Value stocks back in reckoning as note ban clouds earnings outlook
Brokerages show greater preference to shares of firms with low valuations, limited downside risks to earnings
New Year strategy notes from brokerage firms show greater preference for value stocks, especially shares of companies with low valuations and limited downside risks to earnings.
One example is a note by IIFL Institutional Equities that says, “We believe 2017 could see value stocks outperforming growth stocks as investors start to question the premium being paid for growth, which itself has, at least temporarily, become uncertain.”
Some, including IIFL, even added power and gas utilities to their overweight themes for 2017, citing their stable earnings potential. The consumer discretionary theme is mainly off the radar.
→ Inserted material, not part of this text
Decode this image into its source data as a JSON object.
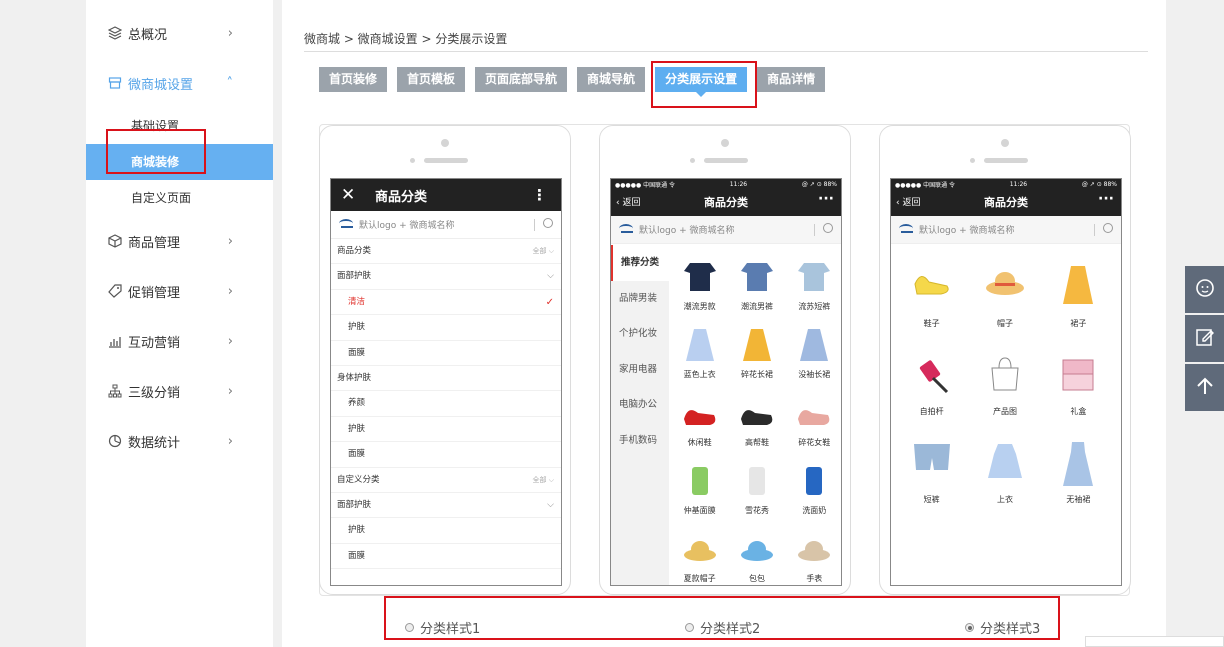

“We focus on sectors like public sector utilities especially in power (transmission) and gas sectors (transmission and distribution), where cost plus business models and assured post tax returns impart significant earnings stability. We also like OMCs, which are expected to show strong earnings going forward,” Antique Stock Broking Ltd said in a note. OMCs is short for oil marketing companies.
That is a remarkable shift for the market which is known for growth stocks. What explains the change in preference when the demonetisation-induced economic disruption is largely seen to be transient? It’s probably lack of clarity. Analysts are unsure how long the business disruption from the current cash crunch will last.
So, cuts in earnings estimates were modest, though many see downside risks. “Growth forecasts for FY17E/CY16E are clearly at risk due to the short-term cash shortage disruption. Risks to absolute earnings numbers for FY18E/CY17E are also on the downside, though growth numbers might not look too bad on the lowered base,” Jefferies said in a note.
As Kotak Institutional Equities points out in its 16 December strategy note, most growth stocks rerated significantly in recent years, making them unpalatable from a valuation perspective. But things from the earnings perspective are not rosy either. Demonetisation has punctured the consumption-led demand recovery thesis.
The risk emanates from what Jefferies terms as behavioural changes. The government crackdown on the informal economy can hit spending patterns of the people concerned as their incomes and wealth (in terms of real estate prices) will be hit. This can have adverse implications for the formal economy, says Jefferies. “To assume that the lasting impact of the anti-hidden wealth measures hurt only real estate demand and not demand for other consumer durables would be taking an overoptimistic view of the situation. We expect a general fall in risk appetite and willingness to spend,” adds the brokerage firm.
IIFL echoes the views. According to the broking firm, there is a loss of confidence among the (informal) businesses on future policy action and they may take time to regroup, delaying the return of normalcy and undermining economic activity. “Thus, it seems to us that on balance economic activity will not revert to the earlier trend immediately after liquidity is restored,” adds IIFL. “Recovery from demonetisation-led slowdown is likely to be gradual, with growth estimates taking a hit even in FY18 and not just in 3Q FY17.”
While the situation is still evolving, growth uncertainty is bringing value stocks back into reckoning.